TO DO:
Find the line with "Convert this screenshot" in the data below. Repeat it and every line after it exactly, but not the pictures.

(Dataset entries)
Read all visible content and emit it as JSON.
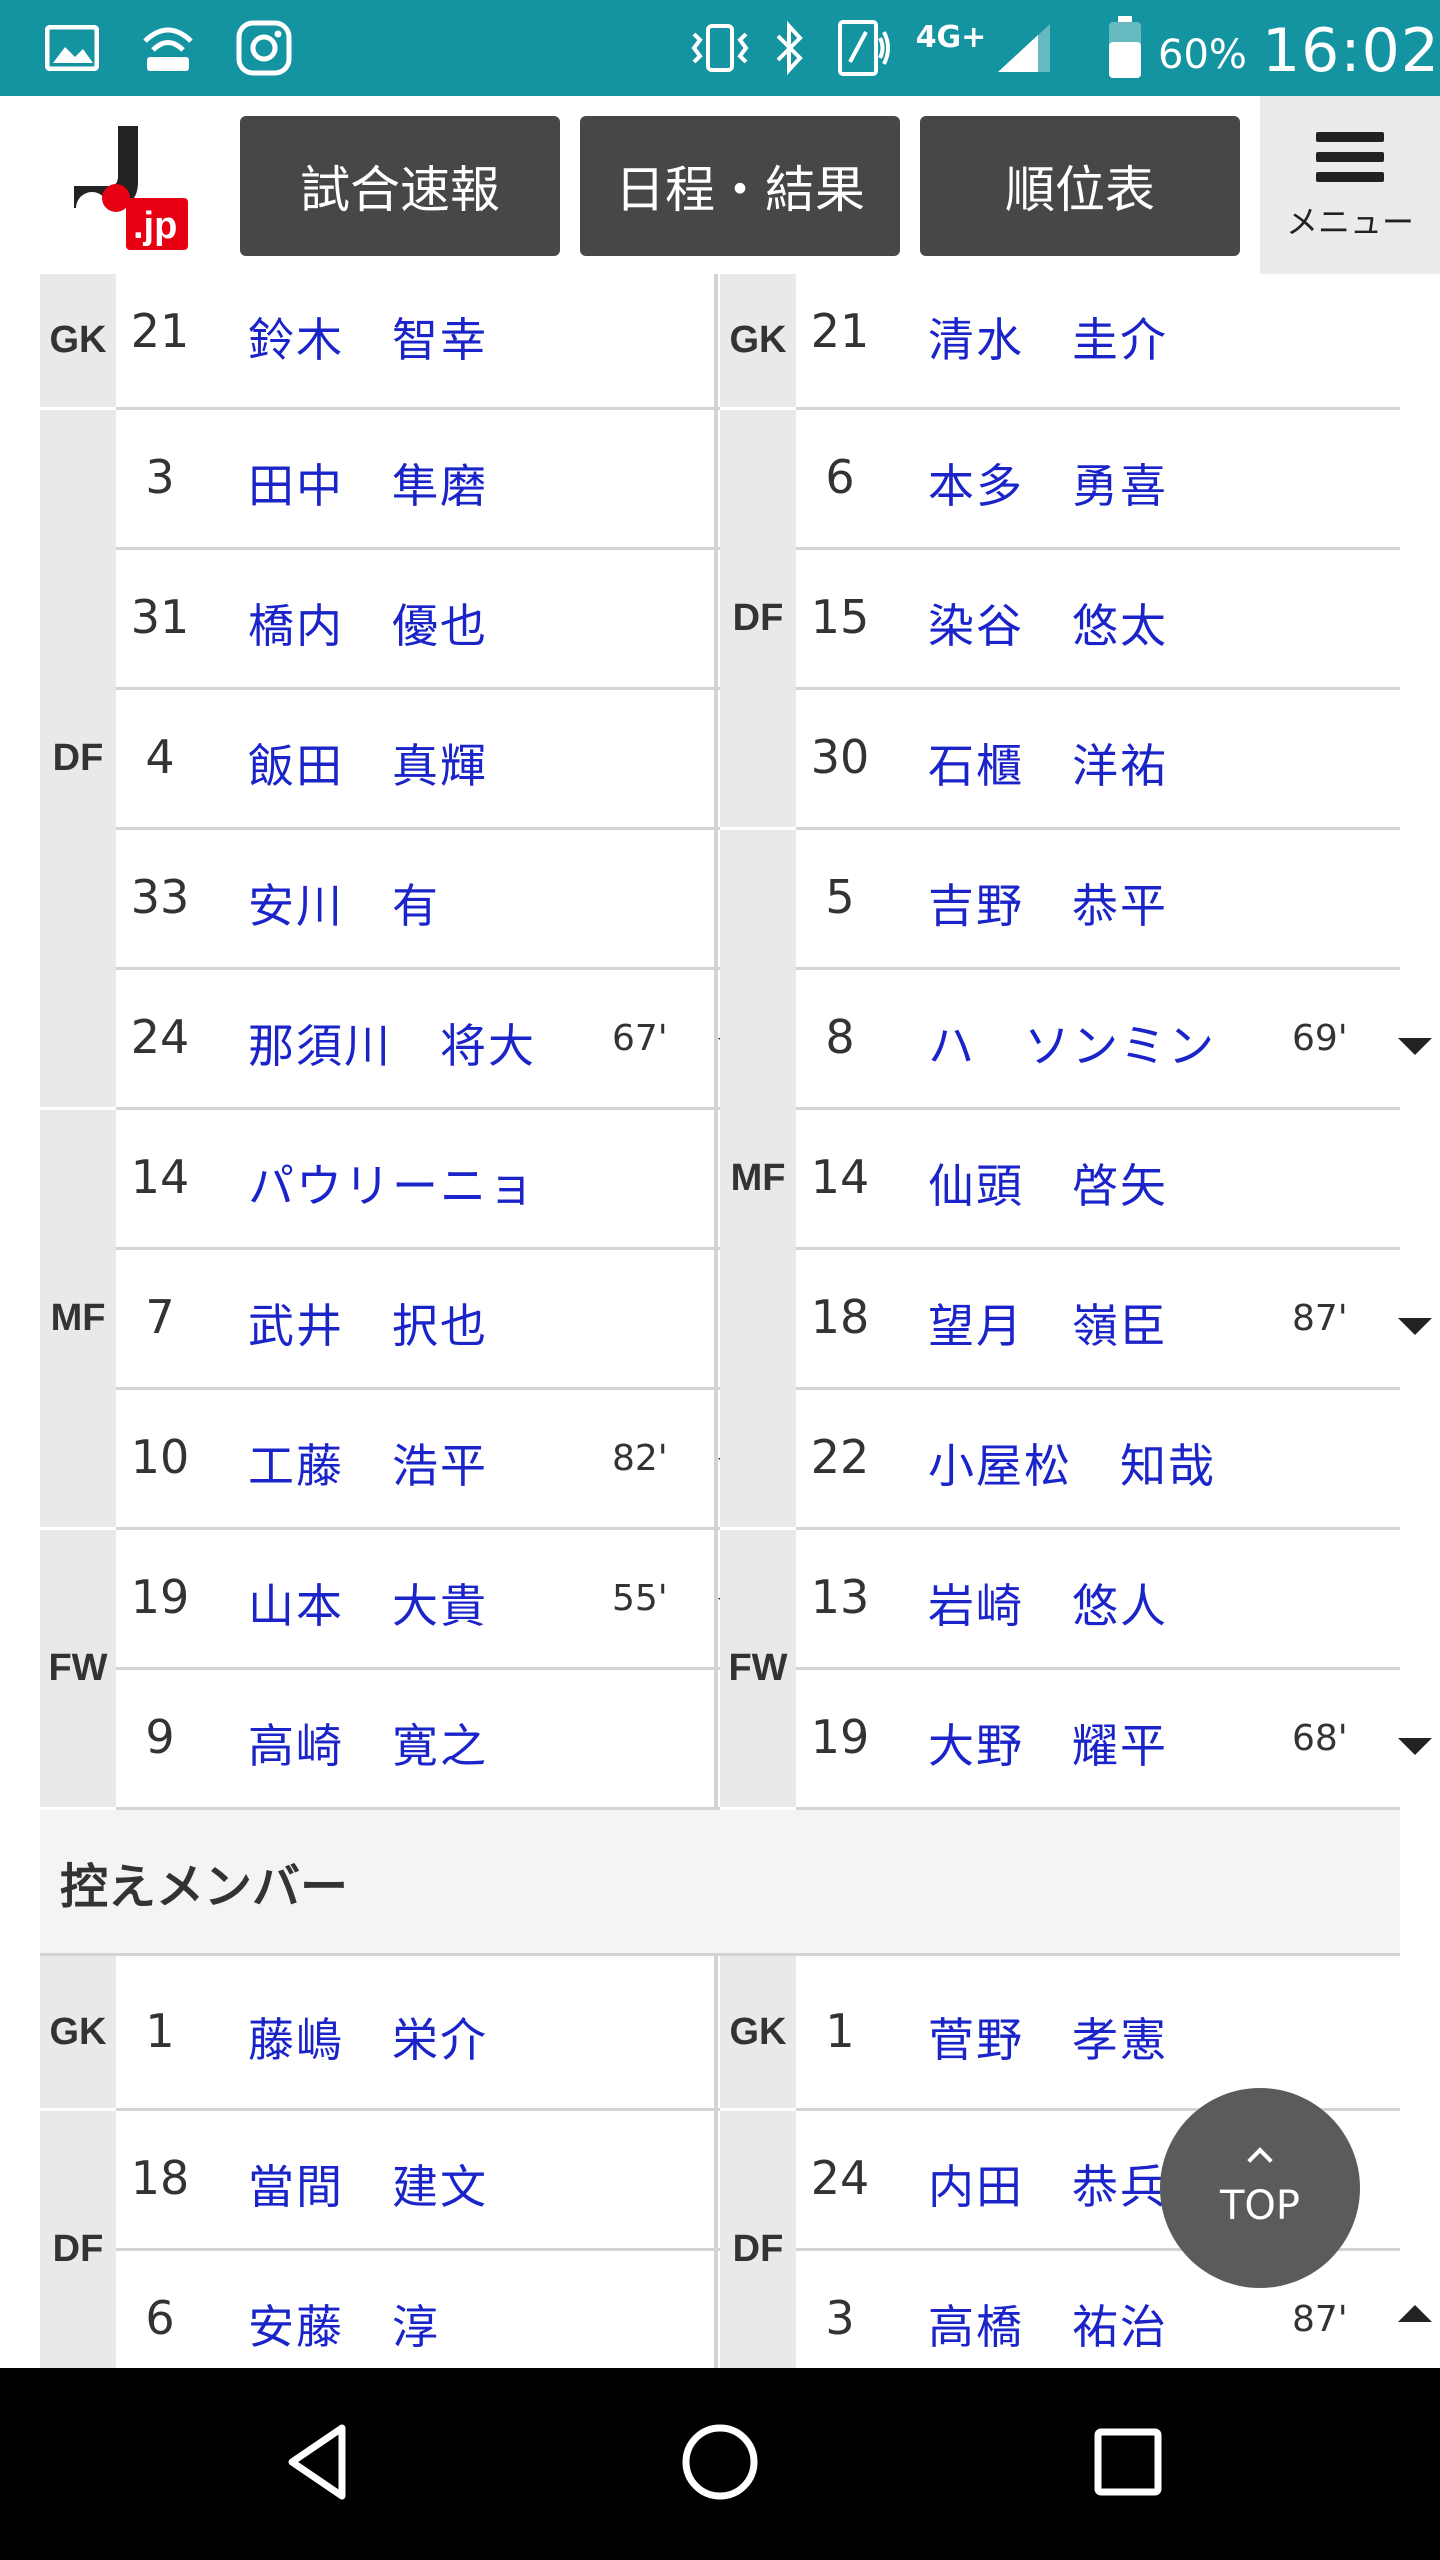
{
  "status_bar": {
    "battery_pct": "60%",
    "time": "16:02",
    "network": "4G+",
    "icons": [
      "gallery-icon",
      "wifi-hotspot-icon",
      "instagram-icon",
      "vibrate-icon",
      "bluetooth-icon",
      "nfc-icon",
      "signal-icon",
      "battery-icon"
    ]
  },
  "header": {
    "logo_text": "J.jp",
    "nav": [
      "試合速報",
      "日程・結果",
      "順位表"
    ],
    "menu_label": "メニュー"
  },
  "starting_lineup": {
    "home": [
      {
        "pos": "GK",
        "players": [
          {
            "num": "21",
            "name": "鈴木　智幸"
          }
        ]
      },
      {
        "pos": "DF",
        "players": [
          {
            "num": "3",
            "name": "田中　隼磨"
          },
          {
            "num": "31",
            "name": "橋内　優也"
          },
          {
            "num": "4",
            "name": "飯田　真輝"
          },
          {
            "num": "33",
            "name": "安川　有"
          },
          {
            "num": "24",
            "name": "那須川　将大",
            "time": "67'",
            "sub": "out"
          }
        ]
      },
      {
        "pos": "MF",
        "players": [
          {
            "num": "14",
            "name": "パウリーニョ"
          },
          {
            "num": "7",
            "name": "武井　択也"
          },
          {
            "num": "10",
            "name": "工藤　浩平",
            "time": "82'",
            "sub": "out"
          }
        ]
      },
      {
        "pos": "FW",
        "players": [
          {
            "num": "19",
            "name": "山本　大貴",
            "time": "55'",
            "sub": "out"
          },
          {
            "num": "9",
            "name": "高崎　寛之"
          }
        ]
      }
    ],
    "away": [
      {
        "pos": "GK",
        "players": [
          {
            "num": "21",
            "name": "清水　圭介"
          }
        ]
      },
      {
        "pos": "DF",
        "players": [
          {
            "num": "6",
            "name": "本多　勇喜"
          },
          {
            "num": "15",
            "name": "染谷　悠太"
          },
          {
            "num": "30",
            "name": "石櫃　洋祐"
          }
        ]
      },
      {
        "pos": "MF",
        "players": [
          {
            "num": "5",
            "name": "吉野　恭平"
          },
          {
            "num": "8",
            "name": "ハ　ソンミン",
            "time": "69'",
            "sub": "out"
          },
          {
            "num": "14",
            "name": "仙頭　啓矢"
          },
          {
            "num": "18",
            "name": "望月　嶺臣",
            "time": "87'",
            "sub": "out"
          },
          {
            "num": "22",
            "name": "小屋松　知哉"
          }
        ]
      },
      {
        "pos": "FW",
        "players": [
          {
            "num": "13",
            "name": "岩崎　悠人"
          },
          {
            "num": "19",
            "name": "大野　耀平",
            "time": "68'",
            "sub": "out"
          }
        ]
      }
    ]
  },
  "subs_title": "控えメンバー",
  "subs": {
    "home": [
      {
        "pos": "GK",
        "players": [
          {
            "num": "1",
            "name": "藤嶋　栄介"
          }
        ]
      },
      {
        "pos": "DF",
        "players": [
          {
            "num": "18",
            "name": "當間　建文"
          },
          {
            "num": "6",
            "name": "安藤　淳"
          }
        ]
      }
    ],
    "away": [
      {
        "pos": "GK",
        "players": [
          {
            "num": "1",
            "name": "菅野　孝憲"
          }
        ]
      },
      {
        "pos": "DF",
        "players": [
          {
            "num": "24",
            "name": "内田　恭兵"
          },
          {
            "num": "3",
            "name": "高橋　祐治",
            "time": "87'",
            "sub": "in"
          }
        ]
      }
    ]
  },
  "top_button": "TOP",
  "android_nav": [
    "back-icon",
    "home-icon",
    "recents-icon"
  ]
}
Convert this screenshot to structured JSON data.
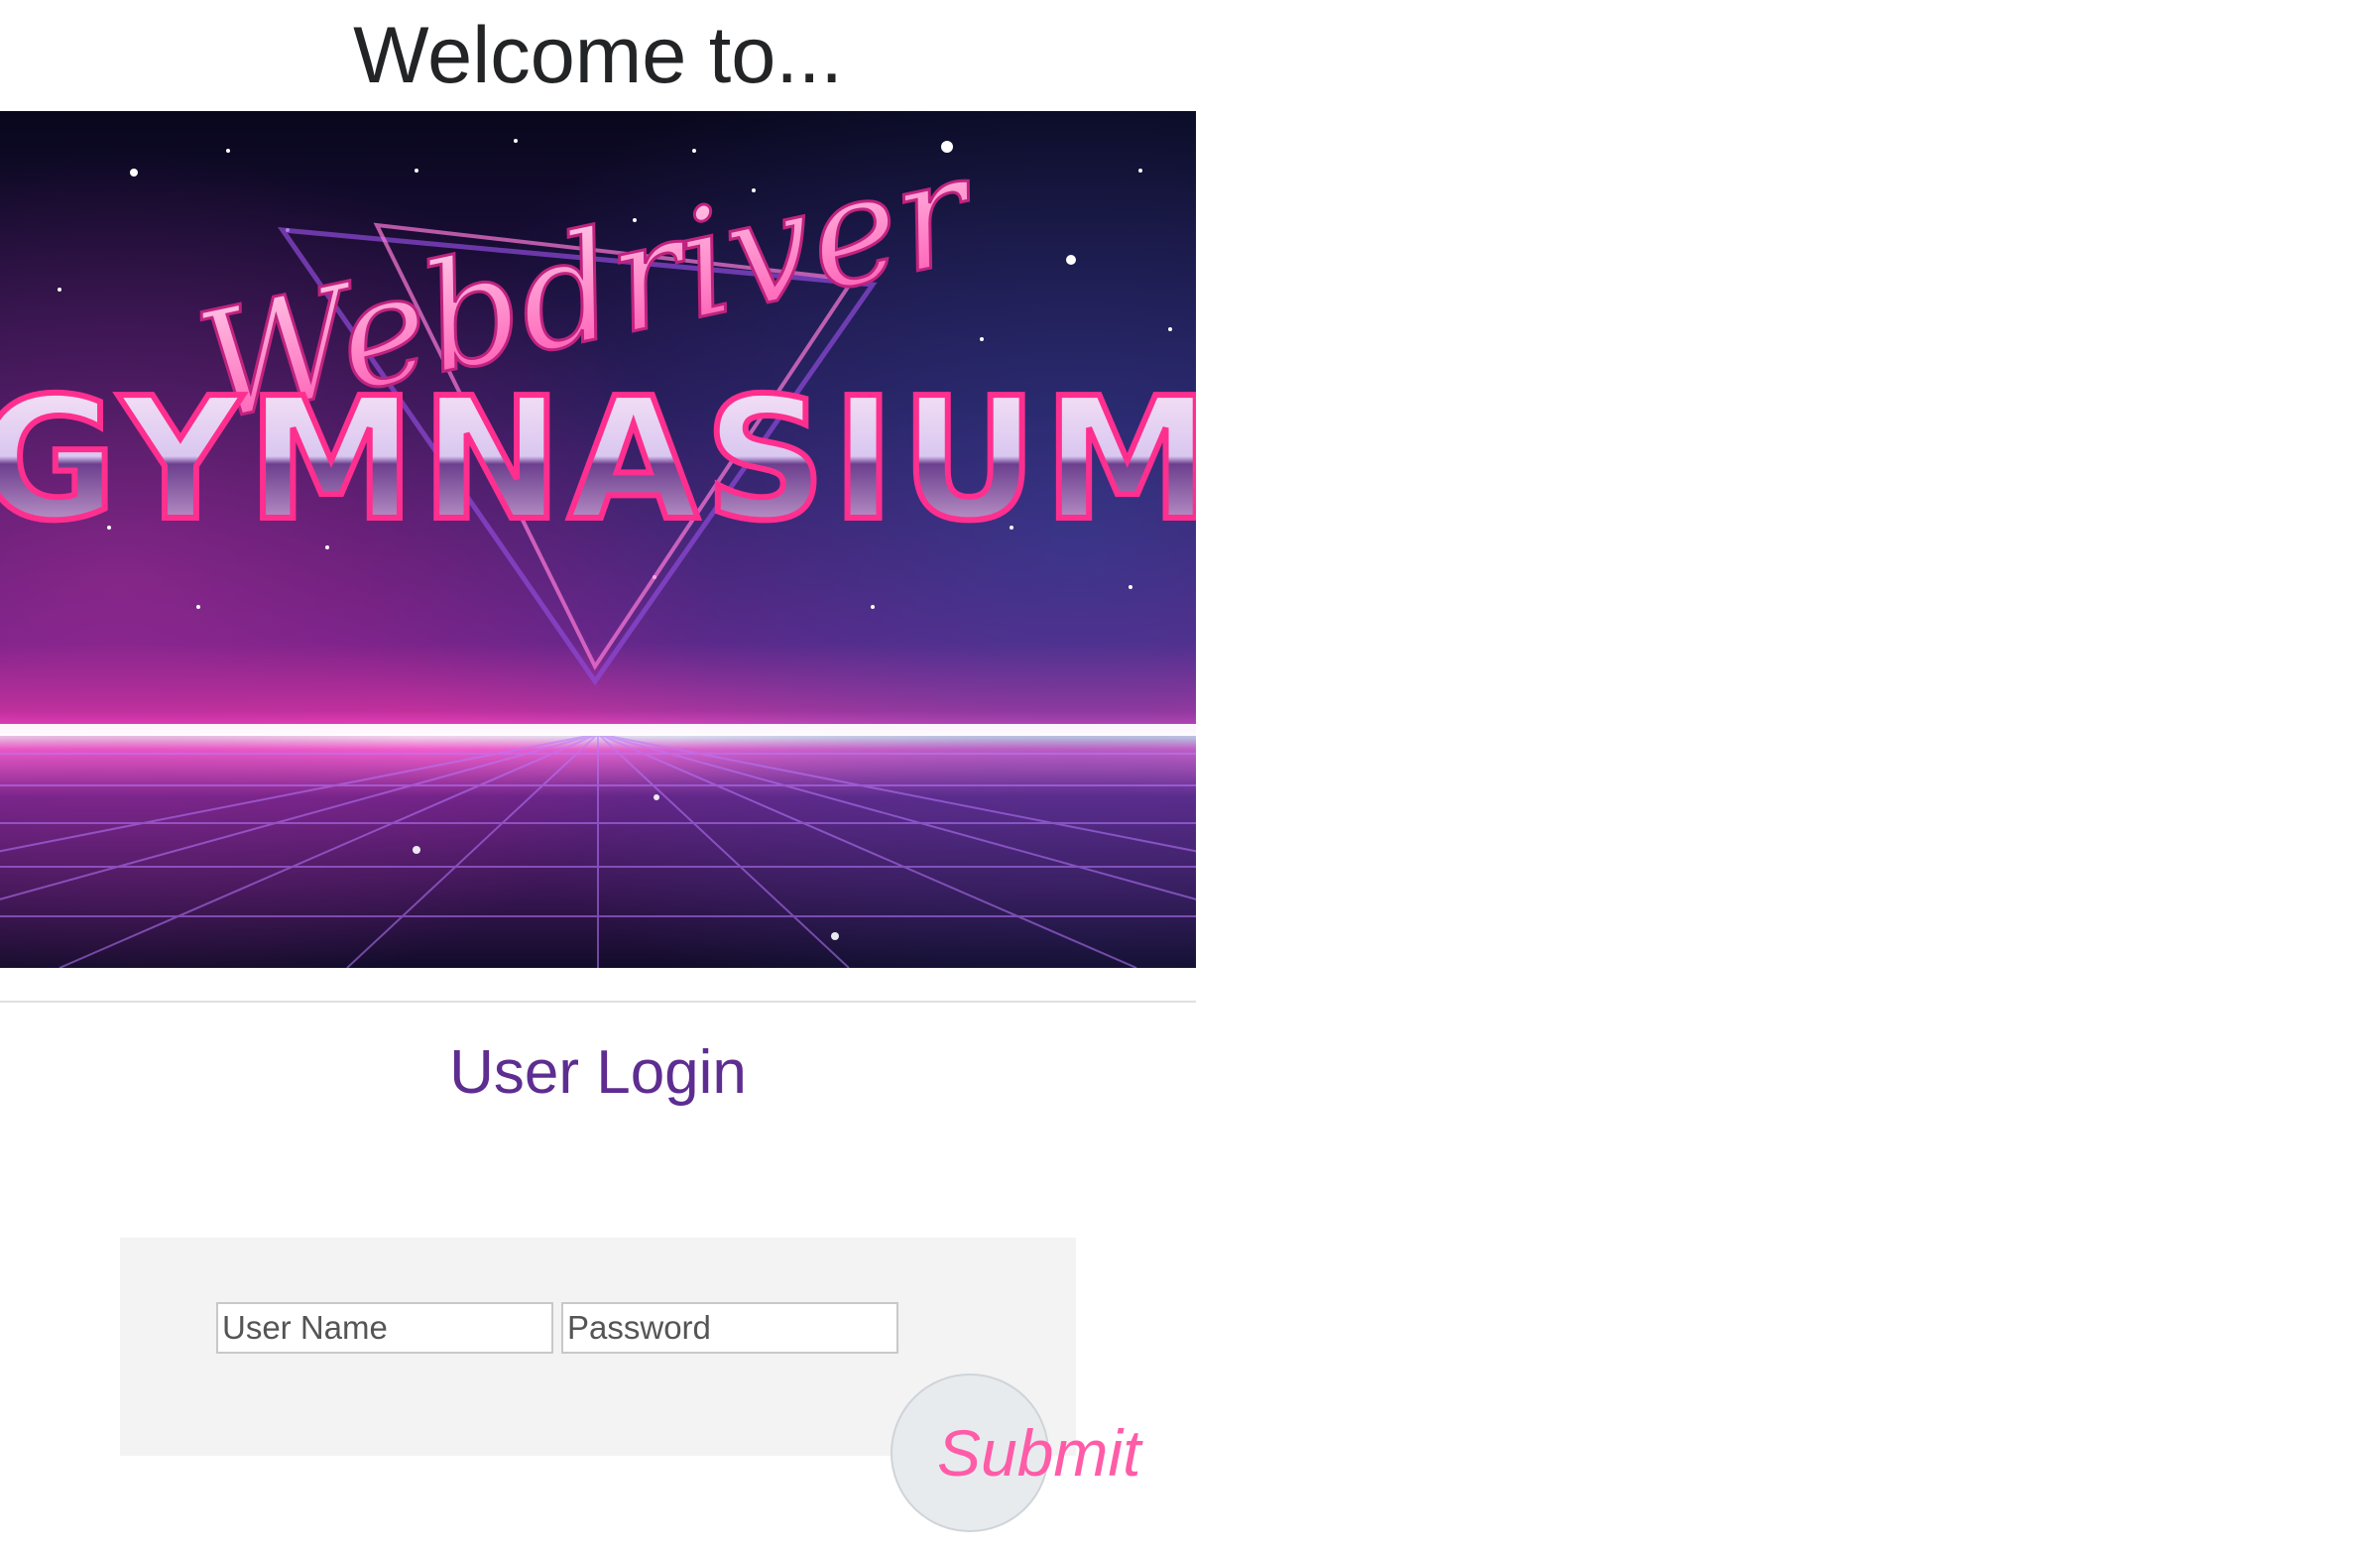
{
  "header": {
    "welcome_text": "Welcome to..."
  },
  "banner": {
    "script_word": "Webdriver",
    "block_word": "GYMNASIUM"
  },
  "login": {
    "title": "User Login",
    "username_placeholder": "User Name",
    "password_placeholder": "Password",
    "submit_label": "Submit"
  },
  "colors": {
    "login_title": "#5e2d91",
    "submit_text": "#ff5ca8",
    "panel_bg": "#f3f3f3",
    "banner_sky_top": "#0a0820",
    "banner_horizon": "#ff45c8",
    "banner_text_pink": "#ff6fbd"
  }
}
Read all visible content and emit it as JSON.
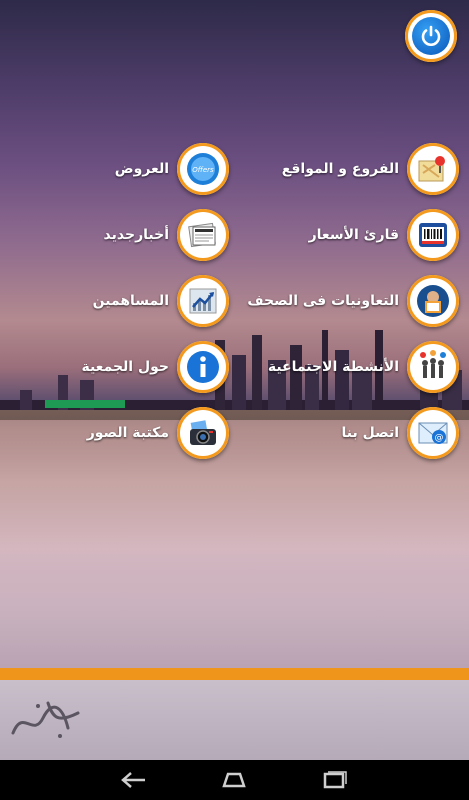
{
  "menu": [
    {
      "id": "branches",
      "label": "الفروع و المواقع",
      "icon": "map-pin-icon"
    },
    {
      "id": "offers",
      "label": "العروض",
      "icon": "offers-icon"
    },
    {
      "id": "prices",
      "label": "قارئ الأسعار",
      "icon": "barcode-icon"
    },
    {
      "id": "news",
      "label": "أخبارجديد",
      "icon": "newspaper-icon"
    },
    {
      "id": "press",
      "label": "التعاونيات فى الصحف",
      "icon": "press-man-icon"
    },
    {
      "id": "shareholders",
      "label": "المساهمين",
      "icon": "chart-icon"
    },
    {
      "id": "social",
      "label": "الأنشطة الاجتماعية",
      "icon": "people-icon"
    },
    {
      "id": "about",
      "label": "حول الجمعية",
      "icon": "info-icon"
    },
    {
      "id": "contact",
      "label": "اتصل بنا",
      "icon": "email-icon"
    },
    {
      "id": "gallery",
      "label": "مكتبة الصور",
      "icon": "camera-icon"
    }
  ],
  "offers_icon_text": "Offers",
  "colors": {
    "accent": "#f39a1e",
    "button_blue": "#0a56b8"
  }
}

WRITTEN ANSWER:
Convert this screenshot to structured JSON data.
{
  "header": {
    "welcome_text": "Welcome to..."
  },
  "banner": {
    "script_word": "Webdriver",
    "block_word": "GYMNASIUM"
  },
  "login": {
    "title": "User Login",
    "username_placeholder": "User Name",
    "password_placeholder": "Password",
    "submit_label": "Submit"
  },
  "colors": {
    "login_title": "#5e2d91",
    "submit_text": "#ff5ca8",
    "panel_bg": "#f3f3f3",
    "banner_sky_top": "#0a0820",
    "banner_horizon": "#ff45c8",
    "banner_text_pink": "#ff6fbd"
  }
}
Read all visible content and emit it as JSON.
{
  "menu": [
    {
      "id": "branches",
      "label": "الفروع و المواقع",
      "icon": "map-pin-icon"
    },
    {
      "id": "offers",
      "label": "العروض",
      "icon": "offers-icon"
    },
    {
      "id": "prices",
      "label": "قارئ الأسعار",
      "icon": "barcode-icon"
    },
    {
      "id": "news",
      "label": "أخبارجديد",
      "icon": "newspaper-icon"
    },
    {
      "id": "press",
      "label": "التعاونيات فى الصحف",
      "icon": "press-man-icon"
    },
    {
      "id": "shareholders",
      "label": "المساهمين",
      "icon": "chart-icon"
    },
    {
      "id": "social",
      "label": "الأنشطة الاجتماعية",
      "icon": "people-icon"
    },
    {
      "id": "about",
      "label": "حول الجمعية",
      "icon": "info-icon"
    },
    {
      "id": "contact",
      "label": "اتصل بنا",
      "icon": "email-icon"
    },
    {
      "id": "gallery",
      "label": "مكتبة الصور",
      "icon": "camera-icon"
    }
  ],
  "offers_icon_text": "Offers",
  "colors": {
    "accent": "#f39a1e",
    "button_blue": "#0a56b8"
  }
}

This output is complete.